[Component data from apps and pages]
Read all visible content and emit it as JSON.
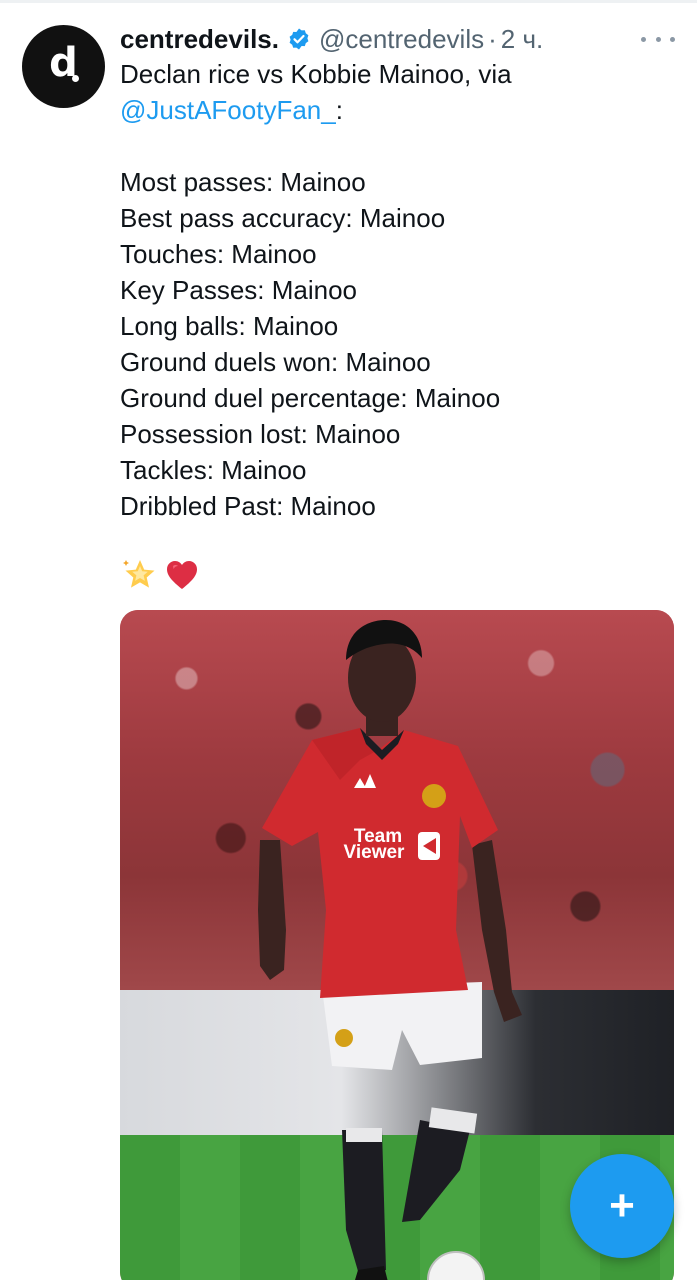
{
  "post": {
    "display_name": "centredevils.",
    "handle": "@centredevils",
    "separator": "·",
    "time": "2 ч.",
    "avatar_letter": "d",
    "text_line1": "Declan rice vs Kobbie Mainoo, via",
    "mention": "@JustAFootyFan_",
    "mention_suffix": ":",
    "stats": [
      "Most passes: Mainoo",
      "Best pass accuracy: Mainoo",
      "Touches: Mainoo",
      "Key Passes: Mainoo",
      "Long balls: Mainoo",
      "Ground duels won: Mainoo",
      "Ground duel percentage: Mainoo",
      "Possession lost: Mainoo",
      "Tackles: Mainoo",
      "Dribbled Past: Mainoo"
    ],
    "emojis": [
      "glowing-star-icon",
      "red-heart-icon"
    ],
    "media": {
      "shirt_sponsor_line1": "Team",
      "shirt_sponsor_line2": "Viewer"
    }
  },
  "icons": {
    "verified": "verified-badge-icon",
    "more": "more-options-icon",
    "compose": "plus-icon"
  },
  "compose_label": "+",
  "colors": {
    "accent": "#1d9bf0",
    "text": "#0f1419",
    "secondary": "#536471"
  }
}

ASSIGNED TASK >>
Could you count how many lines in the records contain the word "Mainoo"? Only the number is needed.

RESPONSE TO THE TASK >>
11